DATA EXTRACT:
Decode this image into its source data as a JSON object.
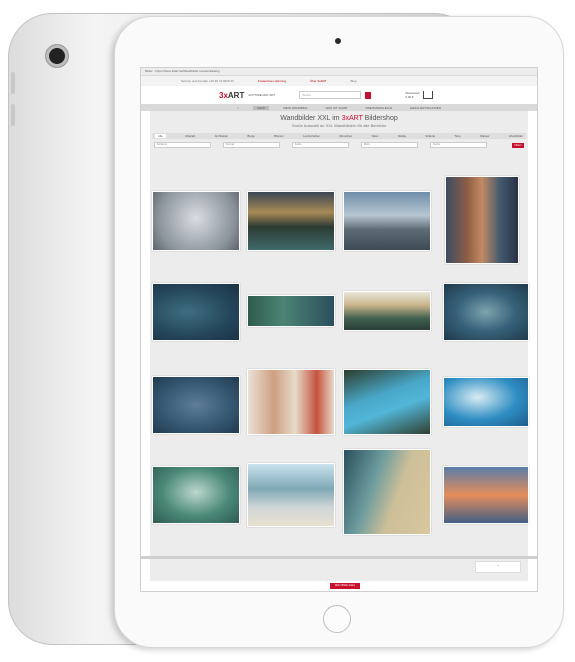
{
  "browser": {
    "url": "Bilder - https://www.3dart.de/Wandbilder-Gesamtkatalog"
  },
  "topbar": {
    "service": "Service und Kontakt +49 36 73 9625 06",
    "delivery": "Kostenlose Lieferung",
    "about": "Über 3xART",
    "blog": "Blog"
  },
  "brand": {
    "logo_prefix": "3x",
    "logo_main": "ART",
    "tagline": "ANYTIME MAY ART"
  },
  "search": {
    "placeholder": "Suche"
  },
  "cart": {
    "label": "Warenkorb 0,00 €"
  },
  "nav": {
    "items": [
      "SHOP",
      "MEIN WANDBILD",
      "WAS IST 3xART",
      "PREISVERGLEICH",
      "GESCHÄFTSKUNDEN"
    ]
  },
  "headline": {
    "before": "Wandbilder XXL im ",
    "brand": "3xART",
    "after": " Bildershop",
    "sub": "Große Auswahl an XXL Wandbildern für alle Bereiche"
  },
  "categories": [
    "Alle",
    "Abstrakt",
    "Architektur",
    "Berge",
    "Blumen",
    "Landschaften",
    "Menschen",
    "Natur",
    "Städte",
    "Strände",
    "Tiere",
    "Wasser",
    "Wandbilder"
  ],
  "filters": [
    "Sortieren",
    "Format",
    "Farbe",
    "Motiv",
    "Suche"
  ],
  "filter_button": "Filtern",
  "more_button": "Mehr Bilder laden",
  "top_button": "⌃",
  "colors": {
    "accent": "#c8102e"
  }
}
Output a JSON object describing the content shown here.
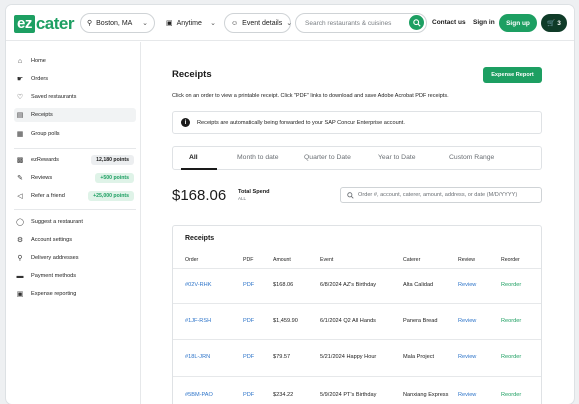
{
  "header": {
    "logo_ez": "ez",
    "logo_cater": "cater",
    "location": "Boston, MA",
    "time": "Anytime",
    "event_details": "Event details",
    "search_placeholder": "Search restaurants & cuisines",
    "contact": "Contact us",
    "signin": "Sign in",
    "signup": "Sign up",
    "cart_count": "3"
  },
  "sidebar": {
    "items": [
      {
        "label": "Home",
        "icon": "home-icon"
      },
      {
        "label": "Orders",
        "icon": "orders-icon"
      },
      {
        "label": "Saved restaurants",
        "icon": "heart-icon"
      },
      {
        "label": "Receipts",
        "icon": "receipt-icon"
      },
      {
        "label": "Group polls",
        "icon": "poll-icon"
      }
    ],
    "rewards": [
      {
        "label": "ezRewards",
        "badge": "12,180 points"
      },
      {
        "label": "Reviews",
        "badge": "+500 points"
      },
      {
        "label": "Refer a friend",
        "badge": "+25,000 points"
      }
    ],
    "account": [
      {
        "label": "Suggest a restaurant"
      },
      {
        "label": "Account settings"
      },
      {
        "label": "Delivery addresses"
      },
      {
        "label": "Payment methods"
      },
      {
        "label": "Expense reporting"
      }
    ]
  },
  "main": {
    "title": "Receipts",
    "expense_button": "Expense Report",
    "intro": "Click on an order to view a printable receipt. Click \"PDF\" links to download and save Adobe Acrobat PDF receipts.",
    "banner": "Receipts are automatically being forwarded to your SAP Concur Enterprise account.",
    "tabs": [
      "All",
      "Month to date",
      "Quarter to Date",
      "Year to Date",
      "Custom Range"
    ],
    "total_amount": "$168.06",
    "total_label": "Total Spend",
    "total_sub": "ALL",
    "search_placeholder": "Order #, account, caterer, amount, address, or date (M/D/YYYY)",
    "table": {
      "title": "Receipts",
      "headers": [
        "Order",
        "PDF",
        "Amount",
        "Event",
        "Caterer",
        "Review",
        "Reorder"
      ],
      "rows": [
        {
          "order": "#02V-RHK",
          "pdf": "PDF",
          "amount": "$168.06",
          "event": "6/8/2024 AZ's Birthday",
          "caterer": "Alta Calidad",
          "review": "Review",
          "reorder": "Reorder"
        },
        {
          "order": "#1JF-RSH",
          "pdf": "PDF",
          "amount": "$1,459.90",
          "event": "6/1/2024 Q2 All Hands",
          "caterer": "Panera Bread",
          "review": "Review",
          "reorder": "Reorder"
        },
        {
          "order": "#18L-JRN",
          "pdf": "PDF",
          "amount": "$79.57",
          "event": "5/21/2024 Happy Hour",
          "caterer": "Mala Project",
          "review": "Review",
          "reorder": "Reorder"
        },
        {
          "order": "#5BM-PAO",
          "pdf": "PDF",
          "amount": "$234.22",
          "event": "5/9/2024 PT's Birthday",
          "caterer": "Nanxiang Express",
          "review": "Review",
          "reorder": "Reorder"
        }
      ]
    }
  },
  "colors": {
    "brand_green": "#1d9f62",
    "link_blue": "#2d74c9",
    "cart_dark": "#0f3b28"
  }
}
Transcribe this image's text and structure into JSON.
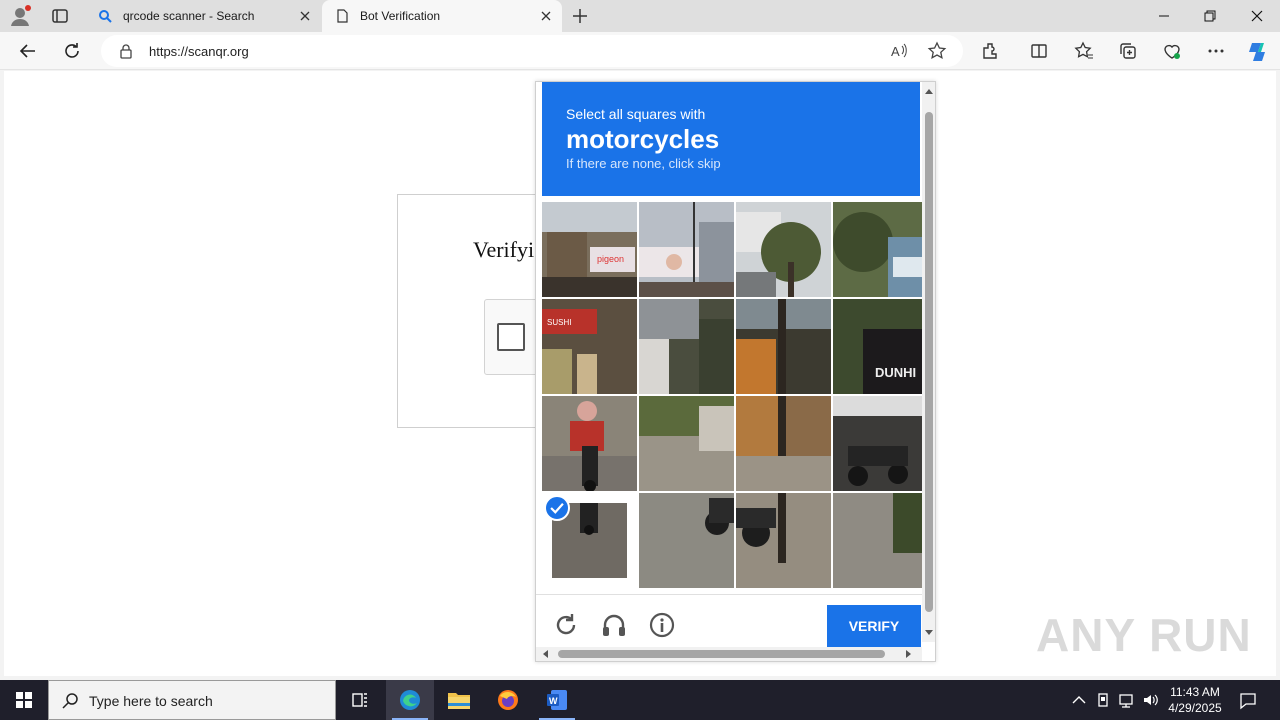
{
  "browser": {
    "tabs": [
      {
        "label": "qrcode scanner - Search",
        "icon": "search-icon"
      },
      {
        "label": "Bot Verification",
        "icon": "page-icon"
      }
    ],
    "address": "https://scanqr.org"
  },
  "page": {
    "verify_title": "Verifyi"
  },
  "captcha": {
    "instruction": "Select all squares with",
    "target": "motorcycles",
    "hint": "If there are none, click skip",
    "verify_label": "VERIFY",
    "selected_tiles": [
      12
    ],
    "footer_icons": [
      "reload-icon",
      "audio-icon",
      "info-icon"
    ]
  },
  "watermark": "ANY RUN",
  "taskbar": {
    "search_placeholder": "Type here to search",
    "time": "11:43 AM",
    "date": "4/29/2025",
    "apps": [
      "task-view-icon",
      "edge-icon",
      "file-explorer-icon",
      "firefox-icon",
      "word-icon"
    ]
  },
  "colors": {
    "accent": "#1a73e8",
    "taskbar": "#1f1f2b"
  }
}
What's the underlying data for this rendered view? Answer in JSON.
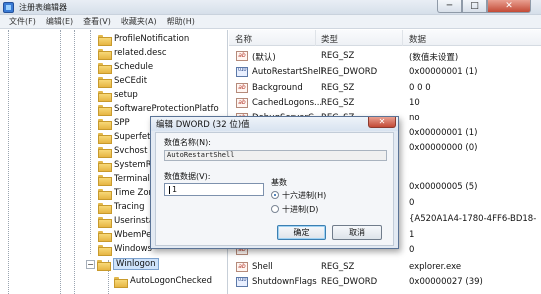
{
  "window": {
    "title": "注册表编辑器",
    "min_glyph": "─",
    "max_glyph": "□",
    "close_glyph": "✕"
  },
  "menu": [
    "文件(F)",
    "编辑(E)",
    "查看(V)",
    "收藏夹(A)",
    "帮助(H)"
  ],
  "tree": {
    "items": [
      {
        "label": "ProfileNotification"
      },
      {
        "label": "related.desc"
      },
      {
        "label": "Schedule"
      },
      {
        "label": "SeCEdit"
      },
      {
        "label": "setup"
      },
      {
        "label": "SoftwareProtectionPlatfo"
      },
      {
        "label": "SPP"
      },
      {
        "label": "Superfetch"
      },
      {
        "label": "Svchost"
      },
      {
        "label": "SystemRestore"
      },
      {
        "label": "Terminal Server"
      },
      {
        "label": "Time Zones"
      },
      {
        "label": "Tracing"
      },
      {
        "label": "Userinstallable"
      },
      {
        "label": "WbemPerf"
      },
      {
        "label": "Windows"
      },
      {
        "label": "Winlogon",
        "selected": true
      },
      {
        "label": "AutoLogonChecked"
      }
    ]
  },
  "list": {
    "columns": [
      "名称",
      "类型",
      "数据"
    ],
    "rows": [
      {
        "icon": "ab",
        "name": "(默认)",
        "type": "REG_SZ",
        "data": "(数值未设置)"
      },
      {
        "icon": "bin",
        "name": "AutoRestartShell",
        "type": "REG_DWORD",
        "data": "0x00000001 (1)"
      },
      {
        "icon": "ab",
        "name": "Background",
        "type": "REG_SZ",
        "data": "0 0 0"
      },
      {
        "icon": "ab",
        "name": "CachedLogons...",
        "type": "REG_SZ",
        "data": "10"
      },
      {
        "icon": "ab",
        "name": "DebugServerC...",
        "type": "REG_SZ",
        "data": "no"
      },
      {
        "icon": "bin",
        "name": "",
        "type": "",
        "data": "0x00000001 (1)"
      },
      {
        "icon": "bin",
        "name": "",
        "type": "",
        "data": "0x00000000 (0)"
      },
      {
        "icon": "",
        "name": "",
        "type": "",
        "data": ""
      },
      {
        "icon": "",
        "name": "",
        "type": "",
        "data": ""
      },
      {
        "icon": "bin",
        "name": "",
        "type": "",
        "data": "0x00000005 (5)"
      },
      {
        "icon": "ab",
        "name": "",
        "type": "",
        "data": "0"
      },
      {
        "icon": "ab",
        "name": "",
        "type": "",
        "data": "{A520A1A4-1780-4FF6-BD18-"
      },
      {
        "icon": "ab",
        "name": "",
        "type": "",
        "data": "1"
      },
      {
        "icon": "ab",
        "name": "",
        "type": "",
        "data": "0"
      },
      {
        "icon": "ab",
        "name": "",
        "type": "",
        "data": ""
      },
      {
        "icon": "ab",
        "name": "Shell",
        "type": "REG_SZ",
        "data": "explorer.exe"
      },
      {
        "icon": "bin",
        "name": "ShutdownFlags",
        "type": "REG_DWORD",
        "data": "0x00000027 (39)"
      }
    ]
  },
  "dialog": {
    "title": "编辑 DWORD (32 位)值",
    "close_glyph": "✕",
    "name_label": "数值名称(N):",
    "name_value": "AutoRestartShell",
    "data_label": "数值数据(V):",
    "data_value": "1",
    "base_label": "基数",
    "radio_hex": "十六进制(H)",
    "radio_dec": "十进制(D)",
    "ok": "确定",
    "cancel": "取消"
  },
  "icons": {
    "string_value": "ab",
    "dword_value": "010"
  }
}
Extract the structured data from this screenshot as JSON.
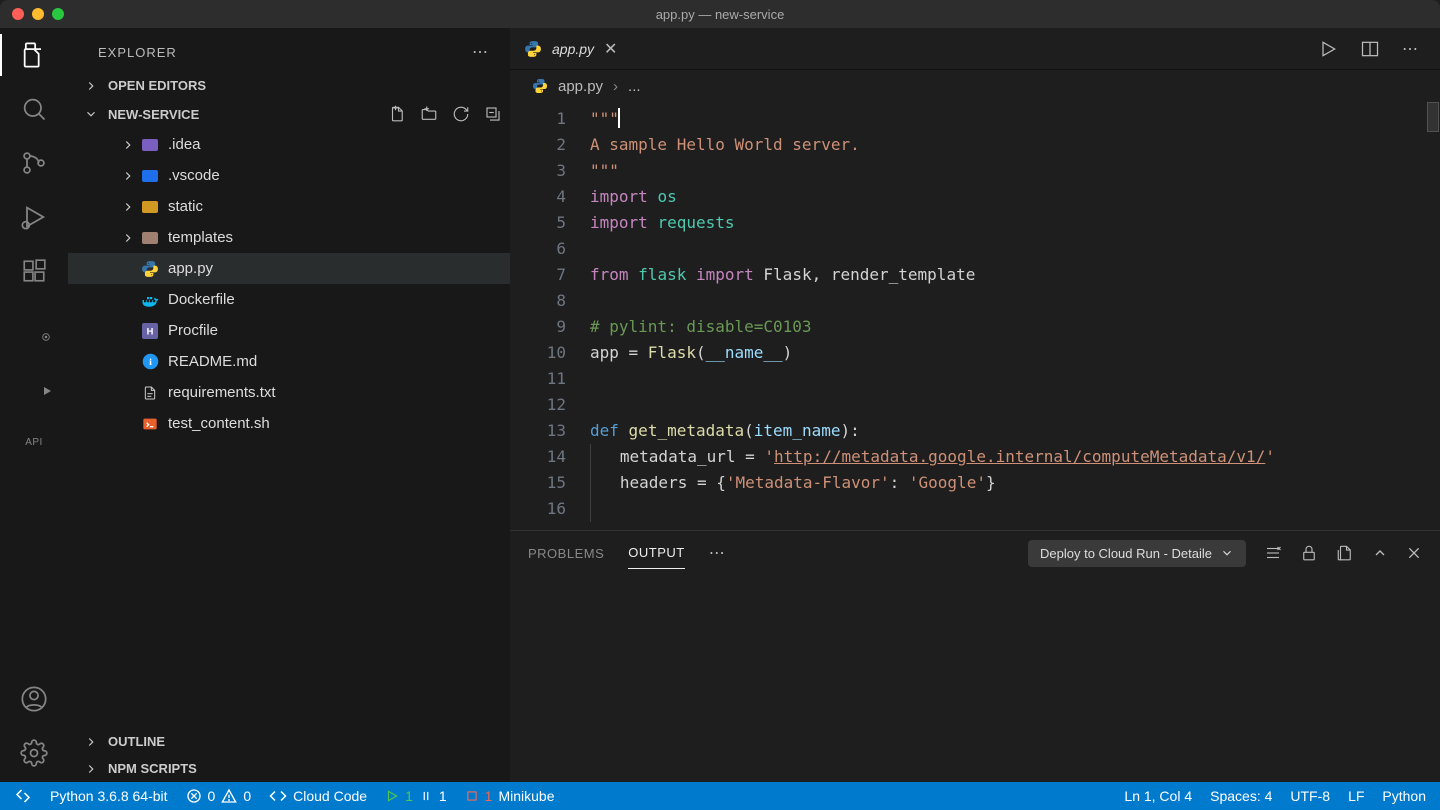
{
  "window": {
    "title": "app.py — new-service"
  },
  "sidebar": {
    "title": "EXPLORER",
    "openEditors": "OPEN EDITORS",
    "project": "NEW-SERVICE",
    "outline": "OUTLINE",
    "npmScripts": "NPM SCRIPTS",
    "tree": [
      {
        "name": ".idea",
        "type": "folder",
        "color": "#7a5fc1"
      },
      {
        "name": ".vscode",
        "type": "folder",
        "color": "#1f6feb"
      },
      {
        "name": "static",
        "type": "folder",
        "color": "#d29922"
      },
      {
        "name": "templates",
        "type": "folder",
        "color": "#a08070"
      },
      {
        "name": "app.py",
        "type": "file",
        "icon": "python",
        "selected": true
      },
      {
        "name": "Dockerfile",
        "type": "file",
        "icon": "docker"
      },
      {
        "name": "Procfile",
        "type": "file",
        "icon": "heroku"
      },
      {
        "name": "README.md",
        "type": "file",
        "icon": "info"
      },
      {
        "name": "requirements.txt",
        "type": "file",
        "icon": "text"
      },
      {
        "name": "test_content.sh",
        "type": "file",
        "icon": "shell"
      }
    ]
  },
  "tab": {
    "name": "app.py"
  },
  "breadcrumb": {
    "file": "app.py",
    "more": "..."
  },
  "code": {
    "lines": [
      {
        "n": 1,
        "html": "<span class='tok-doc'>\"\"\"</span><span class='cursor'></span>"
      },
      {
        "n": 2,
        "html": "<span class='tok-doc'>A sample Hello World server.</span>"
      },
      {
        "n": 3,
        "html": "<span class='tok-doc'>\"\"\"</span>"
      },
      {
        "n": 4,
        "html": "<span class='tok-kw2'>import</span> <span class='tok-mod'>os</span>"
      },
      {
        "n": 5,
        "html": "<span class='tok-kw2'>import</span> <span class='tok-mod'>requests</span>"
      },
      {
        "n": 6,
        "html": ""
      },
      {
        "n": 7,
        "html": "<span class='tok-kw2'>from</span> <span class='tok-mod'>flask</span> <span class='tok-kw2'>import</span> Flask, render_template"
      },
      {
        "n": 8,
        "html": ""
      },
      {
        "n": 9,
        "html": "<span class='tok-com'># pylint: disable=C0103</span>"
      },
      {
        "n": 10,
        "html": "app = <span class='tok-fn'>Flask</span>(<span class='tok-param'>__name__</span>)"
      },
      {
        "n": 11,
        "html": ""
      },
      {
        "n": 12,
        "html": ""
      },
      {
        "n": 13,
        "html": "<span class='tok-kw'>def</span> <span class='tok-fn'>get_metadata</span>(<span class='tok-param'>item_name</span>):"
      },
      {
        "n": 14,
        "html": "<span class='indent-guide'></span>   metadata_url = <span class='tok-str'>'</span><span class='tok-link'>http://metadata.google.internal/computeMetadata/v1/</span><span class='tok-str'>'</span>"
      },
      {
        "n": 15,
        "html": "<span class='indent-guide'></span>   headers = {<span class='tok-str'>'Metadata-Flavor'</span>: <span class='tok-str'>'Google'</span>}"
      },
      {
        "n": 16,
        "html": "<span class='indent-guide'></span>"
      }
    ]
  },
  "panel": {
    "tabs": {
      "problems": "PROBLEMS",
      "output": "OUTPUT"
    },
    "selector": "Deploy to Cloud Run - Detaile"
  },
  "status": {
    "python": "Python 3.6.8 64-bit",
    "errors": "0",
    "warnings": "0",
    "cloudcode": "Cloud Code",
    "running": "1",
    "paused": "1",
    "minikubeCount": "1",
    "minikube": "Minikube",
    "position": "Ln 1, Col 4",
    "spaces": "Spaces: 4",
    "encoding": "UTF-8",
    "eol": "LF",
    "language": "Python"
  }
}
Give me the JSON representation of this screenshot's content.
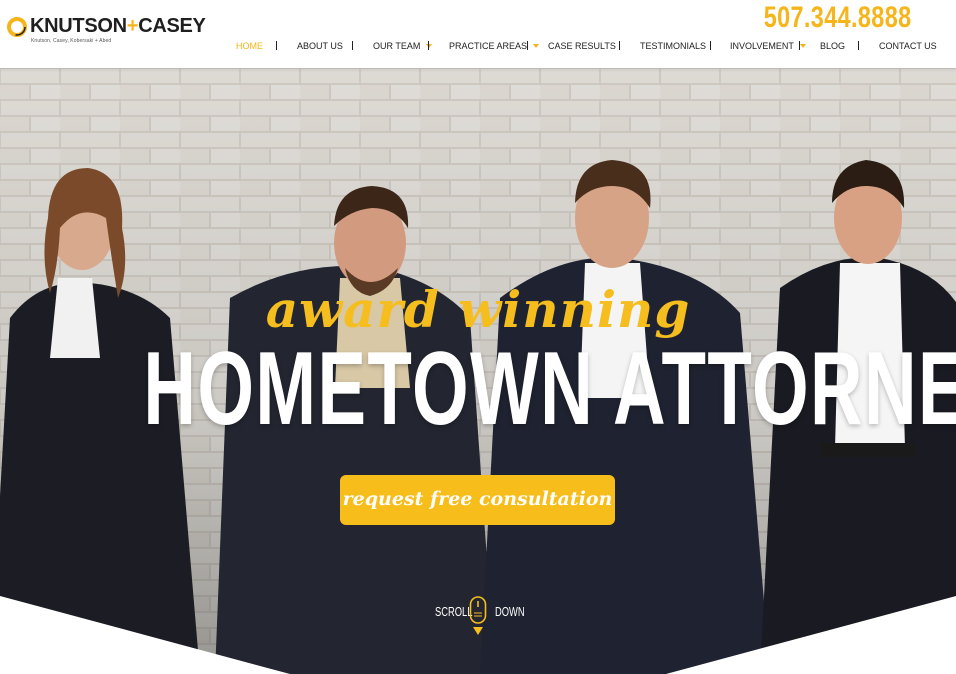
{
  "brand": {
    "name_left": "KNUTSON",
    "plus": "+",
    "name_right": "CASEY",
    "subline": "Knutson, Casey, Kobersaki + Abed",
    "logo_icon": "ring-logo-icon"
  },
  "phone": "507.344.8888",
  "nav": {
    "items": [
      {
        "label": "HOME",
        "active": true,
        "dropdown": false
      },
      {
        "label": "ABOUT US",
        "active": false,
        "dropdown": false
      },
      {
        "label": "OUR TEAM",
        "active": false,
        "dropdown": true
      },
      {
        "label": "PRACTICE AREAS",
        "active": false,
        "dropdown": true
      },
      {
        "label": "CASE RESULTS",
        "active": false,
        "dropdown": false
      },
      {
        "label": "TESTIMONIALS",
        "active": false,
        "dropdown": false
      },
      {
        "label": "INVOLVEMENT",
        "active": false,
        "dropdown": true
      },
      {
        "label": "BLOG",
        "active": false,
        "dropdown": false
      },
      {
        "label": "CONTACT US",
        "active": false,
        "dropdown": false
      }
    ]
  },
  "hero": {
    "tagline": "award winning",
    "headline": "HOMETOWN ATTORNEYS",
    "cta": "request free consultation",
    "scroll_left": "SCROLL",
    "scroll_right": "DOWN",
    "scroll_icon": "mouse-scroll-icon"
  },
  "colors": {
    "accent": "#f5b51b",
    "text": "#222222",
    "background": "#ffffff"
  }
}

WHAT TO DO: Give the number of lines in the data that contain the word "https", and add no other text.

ANSWER TO THIS PROBLEM: 2